The 6 p.m. newscast ranked first among 18- to 54-year-olds for May, the most recent month for which there are data. Perhaps more telling, nearly three-fourths of Nevada’s Hispanic voters polled in a recent survey said they watched Spanish-language TV at least “a few times a week.”
Univision’s reach was not lost on the Democratic Party in its January caucus; candidates Obama and Hillary Clinton gave their only interviews the day of the event at the station’s Henderson studios.
Pablo, reached during her second-to-last day at Univision on Tuesday, said walking the streets and entering the homes of people in the valley as a reporter had convinced her of the importance of the Hispanic vote in the next presidential election. She also emphasized that her bilingual abilities will help her bring the Democratic Party’s message to all voters. The most recent figures from the Clark County Election Department put Hispanic-surnamed voters at 12 percent of the rolls, with 61 percent of them registered as Democrats.
Perhaps fittingly, the news of Pablo’s new job broke in Spanish-language media. Her former boss, News Director Adriana Arevalo, wrote of Pablo’s departure in her Aug. 1 column for El Tiempo, a weekly newspaper.

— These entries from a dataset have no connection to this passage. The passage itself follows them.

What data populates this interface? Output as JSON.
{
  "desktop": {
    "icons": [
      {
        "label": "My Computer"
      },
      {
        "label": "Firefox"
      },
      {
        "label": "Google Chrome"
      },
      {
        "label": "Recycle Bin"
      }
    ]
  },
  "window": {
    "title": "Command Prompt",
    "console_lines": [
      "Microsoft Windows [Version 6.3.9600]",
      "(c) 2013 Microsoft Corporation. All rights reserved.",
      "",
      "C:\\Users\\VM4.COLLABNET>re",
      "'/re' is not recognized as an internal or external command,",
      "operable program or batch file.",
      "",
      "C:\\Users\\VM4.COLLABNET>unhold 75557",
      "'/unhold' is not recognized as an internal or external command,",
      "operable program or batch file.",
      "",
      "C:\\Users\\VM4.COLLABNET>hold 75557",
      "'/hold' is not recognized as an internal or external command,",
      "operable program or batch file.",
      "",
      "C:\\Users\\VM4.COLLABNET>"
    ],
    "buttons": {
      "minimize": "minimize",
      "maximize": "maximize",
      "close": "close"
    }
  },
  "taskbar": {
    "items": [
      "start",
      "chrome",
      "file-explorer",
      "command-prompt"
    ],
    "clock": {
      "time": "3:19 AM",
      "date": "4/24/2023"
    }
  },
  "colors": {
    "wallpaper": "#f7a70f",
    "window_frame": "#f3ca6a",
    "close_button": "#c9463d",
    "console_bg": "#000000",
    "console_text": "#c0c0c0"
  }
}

Arevalo saw the move as evidence of the progress of immigrants and that “despite being a minority, or not having been born in this country, we shouldn’t resign ourselves to accepting what comes but instead should chase after what we really want.”